[RECORD SET Boundary: Start]

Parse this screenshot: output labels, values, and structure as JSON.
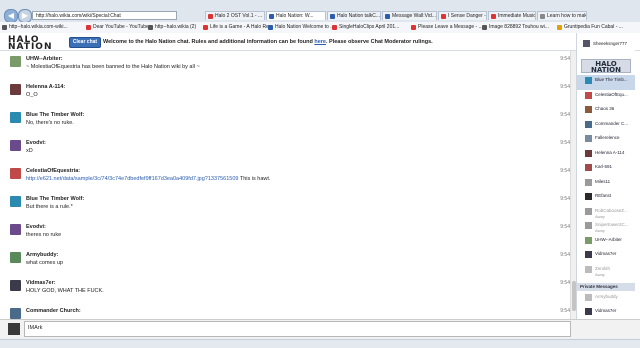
{
  "browser": {
    "url": "http://halo.wikia.com/wiki/Special:Chat",
    "tabs": [
      {
        "label": "Halo 2 OST Vol.1 - ...",
        "color": "#d33"
      },
      {
        "label": "Halo Nation: W...",
        "color": "#2a5db0"
      },
      {
        "label": "Halo Nation talkC...",
        "color": "#2a5db0"
      },
      {
        "label": "Message Wall:Vid...",
        "color": "#2a5db0"
      },
      {
        "label": "I Sense Danger - A...",
        "color": "#d33"
      },
      {
        "label": "Immediate Music -...",
        "color": "#d33"
      },
      {
        "label": "Learn how to mak...",
        "color": "#888"
      }
    ],
    "bookmarks": [
      {
        "label": "http--halo.wikia.com-wiki...",
        "color": "#555"
      },
      {
        "label": "Dear YouTube - YouTube",
        "color": "#d33"
      },
      {
        "label": "http--halo.wikia (2)",
        "color": "#555"
      },
      {
        "label": "Life is a Game - A Halo Re...",
        "color": "#d33"
      },
      {
        "label": "Halo Nation Welcome to ...",
        "color": "#2a5db0"
      },
      {
        "label": "SingleHaloClips April 201...",
        "color": "#d33"
      },
      {
        "label": "Please Leave a Message - ...",
        "color": "#d33"
      },
      {
        "label": "Image 828892 Touhou wi...",
        "color": "#555"
      },
      {
        "label": "Gruntipedia Fun Cabal - ...",
        "color": "#e0a000"
      }
    ]
  },
  "header": {
    "logo": "HALO NATION",
    "clear_chat": "Clear chat",
    "welcome_pre": "Welcome to the Halo Nation chat. Rules and additional information can be found ",
    "welcome_link": "here",
    "welcome_post": ". Please observe Chat Moderator rulings."
  },
  "messages": [
    {
      "user": "UHW--Arbiter:",
      "text": "~ MolestiaOfEquestria has been banned to the Halo Nation wiki by all ~",
      "time": "9:54",
      "color": "#7a9a6a",
      "link": ""
    },
    {
      "user": "Helenna A-114:",
      "text": "O_O",
      "time": "9:54",
      "color": "#6b3a3a",
      "link": ""
    },
    {
      "user": "Blue The Timber Wolf:",
      "text": "No, there's no ruke.",
      "time": "9:54",
      "color": "#2a8ab0",
      "link": ""
    },
    {
      "user": "Evodvi:",
      "text": "xD",
      "time": "9:54",
      "color": "#6a4a8a",
      "link": ""
    },
    {
      "user": "CelestiaOfEquestria:",
      "text": "",
      "time": "9:54",
      "color": "#c04a4a",
      "link": "http://e621.net/data/sample/3c/74/3c74e7dbedfef9ff167d3ea0a409fd7.jpg?1337561509",
      "link_suffix": " This is hawt."
    },
    {
      "user": "Blue The Timber Wolf:",
      "text": "But there is a rule.*",
      "time": "9:54",
      "color": "#2a8ab0",
      "link": ""
    },
    {
      "user": "Evodvi:",
      "text": "theres no ruke",
      "time": "9:54",
      "color": "#6a4a8a",
      "link": ""
    },
    {
      "user": "Armybuddy:",
      "text": "what comes up",
      "time": "9:54",
      "color": "#5a8a5a",
      "link": ""
    },
    {
      "user": "Vidmas7er:",
      "text": "HOLY GOD, WHAT THE FUCK.",
      "time": "9:54",
      "color": "#3a3a4a",
      "link": ""
    },
    {
      "user": "Commander Church:",
      "text": "",
      "time": "9:54",
      "color": "#4a6a8a",
      "link": ""
    }
  ],
  "sidebar": {
    "self": "Sheeeksnger777",
    "logo": "HALO NATION",
    "users": [
      {
        "name": "Blue The Timb...",
        "status": "",
        "color": "#2a8ab0",
        "away": false
      },
      {
        "name": "CelestiaOfEqu...",
        "status": "",
        "color": "#c04a4a",
        "away": false
      },
      {
        "name": "Chaos 36",
        "status": "",
        "color": "#8a5a3a",
        "away": false
      },
      {
        "name": "Commander C...",
        "status": "",
        "color": "#4a6a8a",
        "away": false
      },
      {
        "name": "Fallerelence",
        "status": "",
        "color": "#7a8aa0",
        "away": false
      },
      {
        "name": "Helenna A-114",
        "status": "",
        "color": "#6b3a3a",
        "away": false
      },
      {
        "name": "Karl-591",
        "status": "",
        "color": "#a04a4a",
        "away": false
      },
      {
        "name": "Miles11",
        "status": "",
        "color": "#9a9a9a",
        "away": false
      },
      {
        "name": "REfanst",
        "status": "",
        "color": "#2a2a2a",
        "away": false
      },
      {
        "name": "RobCabooseZ...",
        "status": "Away",
        "color": "#9a9a9a",
        "away": true
      },
      {
        "name": "Snipertower2C...",
        "status": "Away",
        "color": "#9a9a9a",
        "away": true
      },
      {
        "name": "UHW--Arbiter",
        "status": "",
        "color": "#7a9a6a",
        "away": false
      },
      {
        "name": "Vidmas7er",
        "status": "",
        "color": "#3a3a4a",
        "away": false
      },
      {
        "name": "Zerolith",
        "status": "Away",
        "color": "#bbbbbb",
        "away": true
      }
    ],
    "private_header": "Private Messages",
    "private": [
      {
        "name": "Armybuddy",
        "color": "#bbbbbb",
        "away": true
      },
      {
        "name": "Vidmas7er",
        "color": "#3a3a4a",
        "away": false
      }
    ]
  },
  "input": {
    "value": "IMArk"
  }
}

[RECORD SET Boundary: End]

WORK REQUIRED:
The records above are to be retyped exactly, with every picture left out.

RESPONSE:
Parse this screenshot: output labels, values, and structure as JSON.
{
  "browser": {
    "url": "http://halo.wikia.com/wiki/Special:Chat",
    "tabs": [
      {
        "label": "Halo 2 OST Vol.1 - ...",
        "color": "#d33"
      },
      {
        "label": "Halo Nation: W...",
        "color": "#2a5db0"
      },
      {
        "label": "Halo Nation talkC...",
        "color": "#2a5db0"
      },
      {
        "label": "Message Wall:Vid...",
        "color": "#2a5db0"
      },
      {
        "label": "I Sense Danger - A...",
        "color": "#d33"
      },
      {
        "label": "Immediate Music -...",
        "color": "#d33"
      },
      {
        "label": "Learn how to mak...",
        "color": "#888"
      }
    ],
    "bookmarks": [
      {
        "label": "http--halo.wikia.com-wiki...",
        "color": "#555"
      },
      {
        "label": "Dear YouTube - YouTube",
        "color": "#d33"
      },
      {
        "label": "http--halo.wikia (2)",
        "color": "#555"
      },
      {
        "label": "Life is a Game - A Halo Re...",
        "color": "#d33"
      },
      {
        "label": "Halo Nation Welcome to ...",
        "color": "#2a5db0"
      },
      {
        "label": "SingleHaloClips April 201...",
        "color": "#d33"
      },
      {
        "label": "Please Leave a Message - ...",
        "color": "#d33"
      },
      {
        "label": "Image 828892 Touhou wi...",
        "color": "#555"
      },
      {
        "label": "Gruntipedia Fun Cabal - ...",
        "color": "#e0a000"
      }
    ]
  },
  "header": {
    "logo": "HALO NATION",
    "clear_chat": "Clear chat",
    "welcome_pre": "Welcome to the Halo Nation chat. Rules and additional information can be found ",
    "welcome_link": "here",
    "welcome_post": ". Please observe Chat Moderator rulings."
  },
  "messages": [
    {
      "user": "UHW--Arbiter:",
      "text": "~ MolestiaOfEquestria has been banned to the Halo Nation wiki by all ~",
      "time": "9:54",
      "color": "#7a9a6a",
      "link": ""
    },
    {
      "user": "Helenna A-114:",
      "text": "O_O",
      "time": "9:54",
      "color": "#6b3a3a",
      "link": ""
    },
    {
      "user": "Blue The Timber Wolf:",
      "text": "No, there's no ruke.",
      "time": "9:54",
      "color": "#2a8ab0",
      "link": ""
    },
    {
      "user": "Evodvi:",
      "text": "xD",
      "time": "9:54",
      "color": "#6a4a8a",
      "link": ""
    },
    {
      "user": "CelestiaOfEquestria:",
      "text": "",
      "time": "9:54",
      "color": "#c04a4a",
      "link": "http://e621.net/data/sample/3c/74/3c74e7dbedfef9ff167d3ea0a409fd7.jpg?1337561509",
      "link_suffix": " This is hawt."
    },
    {
      "user": "Blue The Timber Wolf:",
      "text": "But there is a rule.*",
      "time": "9:54",
      "color": "#2a8ab0",
      "link": ""
    },
    {
      "user": "Evodvi:",
      "text": "theres no ruke",
      "time": "9:54",
      "color": "#6a4a8a",
      "link": ""
    },
    {
      "user": "Armybuddy:",
      "text": "what comes up",
      "time": "9:54",
      "color": "#5a8a5a",
      "link": ""
    },
    {
      "user": "Vidmas7er:",
      "text": "HOLY GOD, WHAT THE FUCK.",
      "time": "9:54",
      "color": "#3a3a4a",
      "link": ""
    },
    {
      "user": "Commander Church:",
      "text": "",
      "time": "9:54",
      "color": "#4a6a8a",
      "link": ""
    }
  ],
  "sidebar": {
    "self": "Sheeeksnger777",
    "logo": "HALO NATION",
    "users": [
      {
        "name": "Blue The Timb...",
        "status": "",
        "color": "#2a8ab0",
        "away": false
      },
      {
        "name": "CelestiaOfEqu...",
        "status": "",
        "color": "#c04a4a",
        "away": false
      },
      {
        "name": "Chaos 36",
        "status": "",
        "color": "#8a5a3a",
        "away": false
      },
      {
        "name": "Commander C...",
        "status": "",
        "color": "#4a6a8a",
        "away": false
      },
      {
        "name": "Fallerelence",
        "status": "",
        "color": "#7a8aa0",
        "away": false
      },
      {
        "name": "Helenna A-114",
        "status": "",
        "color": "#6b3a3a",
        "away": false
      },
      {
        "name": "Karl-591",
        "status": "",
        "color": "#a04a4a",
        "away": false
      },
      {
        "name": "Miles11",
        "status": "",
        "color": "#9a9a9a",
        "away": false
      },
      {
        "name": "REfanst",
        "status": "",
        "color": "#2a2a2a",
        "away": false
      },
      {
        "name": "RobCabooseZ...",
        "status": "Away",
        "color": "#9a9a9a",
        "away": true
      },
      {
        "name": "Snipertower2C...",
        "status": "Away",
        "color": "#9a9a9a",
        "away": true
      },
      {
        "name": "UHW--Arbiter",
        "status": "",
        "color": "#7a9a6a",
        "away": false
      },
      {
        "name": "Vidmas7er",
        "status": "",
        "color": "#3a3a4a",
        "away": false
      },
      {
        "name": "Zerolith",
        "status": "Away",
        "color": "#bbbbbb",
        "away": true
      }
    ],
    "private_header": "Private Messages",
    "private": [
      {
        "name": "Armybuddy",
        "color": "#bbbbbb",
        "away": true
      },
      {
        "name": "Vidmas7er",
        "color": "#3a3a4a",
        "away": false
      }
    ]
  },
  "input": {
    "value": "IMArk"
  }
}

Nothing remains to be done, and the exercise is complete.